The upper circuit is a basic storage element utilized in the three-stage shift register circuit (middle). The Esaki diode is biased through resistor Rb by the voltage - Vb such that it has two stable voltage states. One is a low voltage state which is below the base-emitter threshold voltage necessary to maintain transistor Q in conduction. The other is its high voltage state, which is above the base-emitter threshold voltage of Q so as to maintain it in conduction. Thus, the state of the storage element formed by Q and the Esaki diode is determined by the state of the Latter.

The waveform timing chart shows 1 is defined as a ground level and 0 as -10 volts. Assume initially that all transistors are off. Assume further that a 0 occurs on the data input at shift pulse time, t = 0. The shift pulse pair causes D2, D4 and D6 to be reversely biased and D1, D3 and D5 to be forwardly biased. When D1 conducts and the voltage at point X1 rises instantaneously to -5 volts, capacitor C1 cannot change its charge instantaneously. A reversely biasing positive pulse is applied to Esaki diode T1 so as to hold it in its low voltage state. Transistor Q1 remains in nonconduction. Transistors Q2 and Q3 remain in nonconduction as a result of similar biasing at points X1 and X2. At time t = 1, a 1 voltage level is applied to the input.
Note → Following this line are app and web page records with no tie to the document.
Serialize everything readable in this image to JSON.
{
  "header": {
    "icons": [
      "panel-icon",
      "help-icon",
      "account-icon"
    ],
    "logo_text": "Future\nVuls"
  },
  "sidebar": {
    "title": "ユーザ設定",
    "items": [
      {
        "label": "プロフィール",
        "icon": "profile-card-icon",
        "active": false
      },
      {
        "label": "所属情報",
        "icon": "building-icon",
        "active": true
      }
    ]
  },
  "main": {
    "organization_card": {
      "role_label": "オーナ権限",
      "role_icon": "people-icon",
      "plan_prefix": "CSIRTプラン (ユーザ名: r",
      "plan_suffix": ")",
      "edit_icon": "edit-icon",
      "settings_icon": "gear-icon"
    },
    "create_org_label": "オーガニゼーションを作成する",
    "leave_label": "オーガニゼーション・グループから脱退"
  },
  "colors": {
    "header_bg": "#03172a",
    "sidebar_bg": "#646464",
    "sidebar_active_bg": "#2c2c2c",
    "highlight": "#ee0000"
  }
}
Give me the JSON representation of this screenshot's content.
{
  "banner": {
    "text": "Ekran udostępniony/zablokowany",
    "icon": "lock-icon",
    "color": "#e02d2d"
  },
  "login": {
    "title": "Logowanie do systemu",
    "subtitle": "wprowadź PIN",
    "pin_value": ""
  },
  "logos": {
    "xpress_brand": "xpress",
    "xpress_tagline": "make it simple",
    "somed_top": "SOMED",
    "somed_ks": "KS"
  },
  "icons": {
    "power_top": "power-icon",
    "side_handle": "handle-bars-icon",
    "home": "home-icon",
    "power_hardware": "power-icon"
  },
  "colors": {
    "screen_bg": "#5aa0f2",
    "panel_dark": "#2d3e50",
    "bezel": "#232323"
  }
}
D2 is forwardly biased and D1 is reversely biased. This causes a negative voltage pulse to appear at point X1. Th...